Task brief:
When you copy the data that follows, reproduce every word exactly and leave out the images.

Task data:
########
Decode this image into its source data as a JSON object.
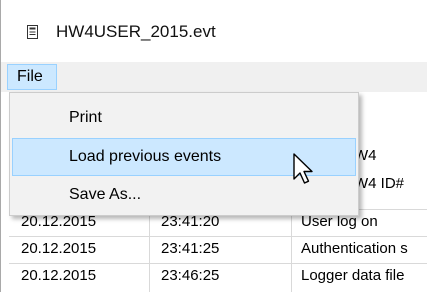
{
  "window": {
    "title": "HW4USER_2015.evt",
    "title_icon": "document-icon"
  },
  "menubar": {
    "file_label": "File"
  },
  "file_menu": {
    "items": [
      {
        "label": "Print"
      },
      {
        "label": "Load previous events"
      },
      {
        "label": "Save As..."
      }
    ],
    "highlighted_index": 1
  },
  "grid": {
    "partial_header": [
      "W4",
      "W4 ID#"
    ],
    "rows": [
      {
        "date": "20.12.2015",
        "time": "23:41:20",
        "event": "User log on"
      },
      {
        "date": "20.12.2015",
        "time": "23:41:25",
        "event": "Authentication s"
      },
      {
        "date": "20.12.2015",
        "time": "23:46:25",
        "event": "Logger data file"
      }
    ]
  },
  "colors": {
    "menu_highlight": "#cce8ff",
    "menu_highlight_border": "#99d1ff",
    "menubar_bg": "#f0f0f0",
    "dropdown_bg": "#f2f2f2"
  }
}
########
Response area:
Decode this image into its source data as a JSON object.
{
  "window": {
    "title": "HW4USER_2015.evt",
    "title_icon": "document-icon"
  },
  "menubar": {
    "file_label": "File"
  },
  "file_menu": {
    "items": [
      {
        "label": "Print"
      },
      {
        "label": "Load previous events"
      },
      {
        "label": "Save As..."
      }
    ],
    "highlighted_index": 1
  },
  "grid": {
    "partial_header": [
      "W4",
      "W4 ID#"
    ],
    "rows": [
      {
        "date": "20.12.2015",
        "time": "23:41:20",
        "event": "User log on"
      },
      {
        "date": "20.12.2015",
        "time": "23:41:25",
        "event": "Authentication s"
      },
      {
        "date": "20.12.2015",
        "time": "23:46:25",
        "event": "Logger data file"
      }
    ]
  },
  "colors": {
    "menu_highlight": "#cce8ff",
    "menu_highlight_border": "#99d1ff",
    "menubar_bg": "#f0f0f0",
    "dropdown_bg": "#f2f2f2"
  }
}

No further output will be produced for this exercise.